Privacy and security often stand and fall with a password. Keeping one’s passwords secret is therefore very important, even more so with regard to services carrying a high risk of abuse.
Email accounts are one important example, since unauthorized access to one can reveal sensitive information such as private messages and contact information, thereby endangering not only the privacy of the account holder, but that of his or her contacts as well. (Of course, email encryption can add a layer of protection.)
Given the above, I was disappointed to see a popular social networking site incite its users to provide their email passwords so that the site would be able to log in to the email accounts of the users in order to scan for friends. — This, however, was only the beginning of the story. Consider the following (slightly abbreviated) email exchange (in which the Subject: line, throughout, contained the social networking site’s slogan for their “give us your email passwords” campaign):
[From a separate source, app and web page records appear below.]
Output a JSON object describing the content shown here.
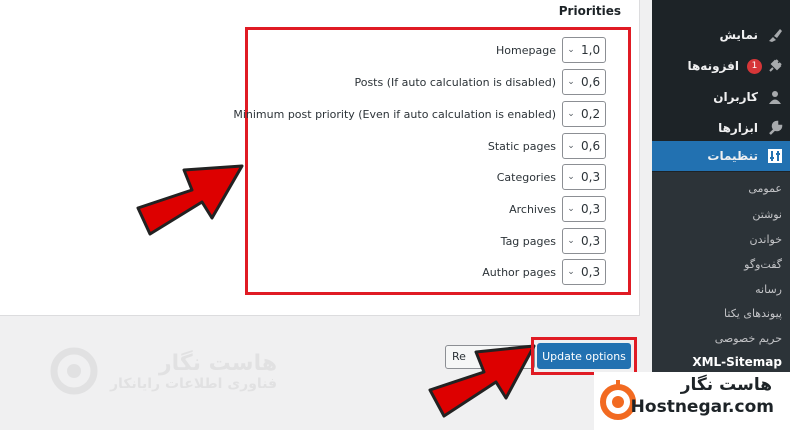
{
  "panel": {
    "title": "Priorities"
  },
  "priorities": [
    {
      "label": "Homepage",
      "value": "1,0"
    },
    {
      "label": "Posts (If auto calculation is disabled)",
      "value": "0,6"
    },
    {
      "label": "Minimum post priority (Even if auto calculation is enabled)",
      "value": "0,2"
    },
    {
      "label": "Static pages",
      "value": "0,6"
    },
    {
      "label": "Categories",
      "value": "0,3"
    },
    {
      "label": "Archives",
      "value": "0,3"
    },
    {
      "label": "Tag pages",
      "value": "0,3"
    },
    {
      "label": "Author pages",
      "value": "0,3"
    }
  ],
  "actions": {
    "reset_label": "Re",
    "update_label": "Update options"
  },
  "sidebar": {
    "menu": [
      {
        "label": "نمایش",
        "icon": "paintbrush-icon"
      },
      {
        "label": "افزونه‌ها",
        "icon": "plugin-icon",
        "badge": "1"
      },
      {
        "label": "کاربران",
        "icon": "users-icon"
      },
      {
        "label": "ابزارها",
        "icon": "wrench-icon"
      },
      {
        "label": "تنظیمات",
        "icon": "settings-icon"
      }
    ],
    "submenu": [
      "عمومی",
      "نوشتن",
      "خواندن",
      "گفت‌وگو",
      "رسانه",
      "پیوندهای یکتا",
      "حریم خصوصی",
      "XML-Sitemap"
    ]
  },
  "watermark": {
    "line1": "هاست نگار",
    "line2": "فناوری اطلاعات رایانکار"
  },
  "logo": {
    "line1": "هاست نگار",
    "line2": "Hostnegar.com"
  },
  "colors": {
    "accent": "#2271b1",
    "highlight": "#e01b24",
    "sidebar": "#1d2327",
    "logo_orange": "#f26a21"
  }
}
From me to the social networking site:
Please do not incite users to give you their email passwords. Although I am sure that you treat such passwords responsibly, your example sets the scene for e.g. phishers to obtain similar information.
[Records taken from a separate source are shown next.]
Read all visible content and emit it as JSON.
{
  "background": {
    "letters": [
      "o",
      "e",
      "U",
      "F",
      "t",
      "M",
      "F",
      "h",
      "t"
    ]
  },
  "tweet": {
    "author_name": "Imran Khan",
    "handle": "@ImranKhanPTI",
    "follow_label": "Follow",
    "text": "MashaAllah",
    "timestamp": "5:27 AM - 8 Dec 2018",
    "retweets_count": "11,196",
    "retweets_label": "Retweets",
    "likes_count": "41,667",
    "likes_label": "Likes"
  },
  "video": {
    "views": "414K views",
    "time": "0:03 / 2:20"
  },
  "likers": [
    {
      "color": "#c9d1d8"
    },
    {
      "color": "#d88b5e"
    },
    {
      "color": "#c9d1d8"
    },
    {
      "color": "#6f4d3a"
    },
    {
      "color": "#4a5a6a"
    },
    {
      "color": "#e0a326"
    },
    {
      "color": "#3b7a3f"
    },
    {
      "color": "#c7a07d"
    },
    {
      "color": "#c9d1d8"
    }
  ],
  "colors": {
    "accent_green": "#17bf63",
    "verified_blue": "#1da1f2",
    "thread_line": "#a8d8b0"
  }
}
Additionally, the terms of service of many email providers prohibit users from disclosing their passwords to anyone. Thus, complying with your request might place such users in a disadvantageous position should they ever end up in litigation or some other dispute with the provider.
Their first reply:
[We do] not insist on the password you have with the email address. We require a valid email address and the password is of your choice.
Moreover, [we are] committed to handling customer information with the highest standards of security measures and it is not possible for someone to hack your information stored [in our service], unless he/she has your –– account password [for our site].
I hope this clarifies.
My reply to them:
In order for your system to log into a customer’s mailbox to find those friends, surely the customer needs to give you the correct password for that mailbox.
Please understand that regardless of how well you protect that password, it is wrong to convince users to give their passwords to any third party, because it is then easy for phishers and other criminals to exploit the situation, either through saying “we are [the social networking site]; give us your password”, or “since you can give your password to [the social networking site], of course you can also give it to us”.
Their second reply:
I understand your concern.
[We have] very robust Privacy (sic) and Security (sic) policies and we take enough measure (sic) to safe guard (sic) our customers (sic) data stored on our servers.
At that point, I gave up.
Those replies were sent from the abuse address of the social networking site. It is highly disturbing that even those people, who should be security specialists, seem to lack a basic understanding of fraud prevention. My main point, of course, was not whether the social networking site handles the email passwords of their users carefully, but above all that accustoming users to provide their email passwords to any third party whatsoever is dangerous and wrong!
What do you think? Please post your comments!